━━━ RECORDED INFORMATION
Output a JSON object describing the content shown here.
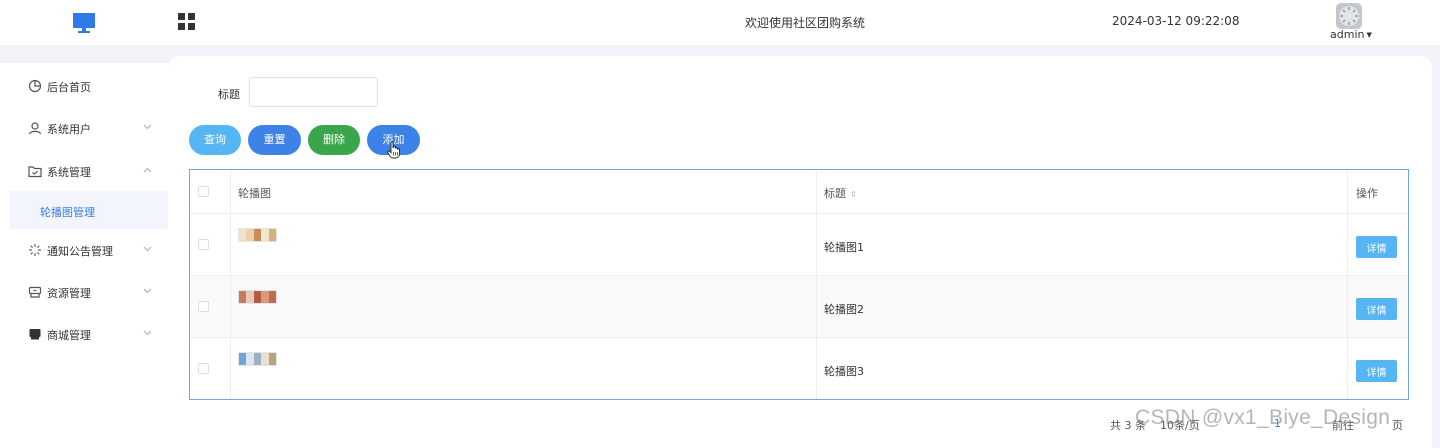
{
  "header": {
    "title": "欢迎使用社区团购系统",
    "datetime": "2024-03-12 09:22:08",
    "user": "admin"
  },
  "sidebar": {
    "items": [
      {
        "label": "后台首页",
        "icon": "clock-icon",
        "expanded": null
      },
      {
        "label": "系统用户",
        "icon": "user-icon",
        "expanded": false
      },
      {
        "label": "系统管理",
        "icon": "folder-icon",
        "expanded": true
      },
      {
        "label": "通知公告管理",
        "icon": "sparkle-icon",
        "expanded": false
      },
      {
        "label": "资源管理",
        "icon": "box-icon",
        "expanded": false
      },
      {
        "label": "商城管理",
        "icon": "shop-icon",
        "expanded": false
      }
    ],
    "active_sub": "轮播图管理"
  },
  "search": {
    "label": "标题",
    "value": "",
    "placeholder": ""
  },
  "toolbar": {
    "query": "查询",
    "reset": "重置",
    "delete": "删除",
    "add": "添加"
  },
  "table": {
    "columns": [
      "轮播图",
      "标题",
      "操作"
    ],
    "rows": [
      {
        "title": "轮播图1",
        "action": "详情"
      },
      {
        "title": "轮播图2",
        "action": "详情"
      },
      {
        "title": "轮播图3",
        "action": "详情"
      }
    ]
  },
  "pagination": {
    "total_prefix": "共 3 条",
    "page_size": "10条/页",
    "current_page": "1",
    "goto": "前往",
    "page_suffix": "页"
  },
  "watermark": "CSDN @vx1_Biye_Design",
  "colors": {
    "accent": "#3d82e6",
    "info": "#55b6f3",
    "success": "#3aa54a",
    "table_border": "#6fa6e8"
  }
}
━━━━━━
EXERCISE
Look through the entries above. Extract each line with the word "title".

RESPONSE TO THIS TASK
    "title": "欢迎使用社区团购系统",
        "title": "轮播图1",
        "title": "轮播图2",
        "title": "轮播图3",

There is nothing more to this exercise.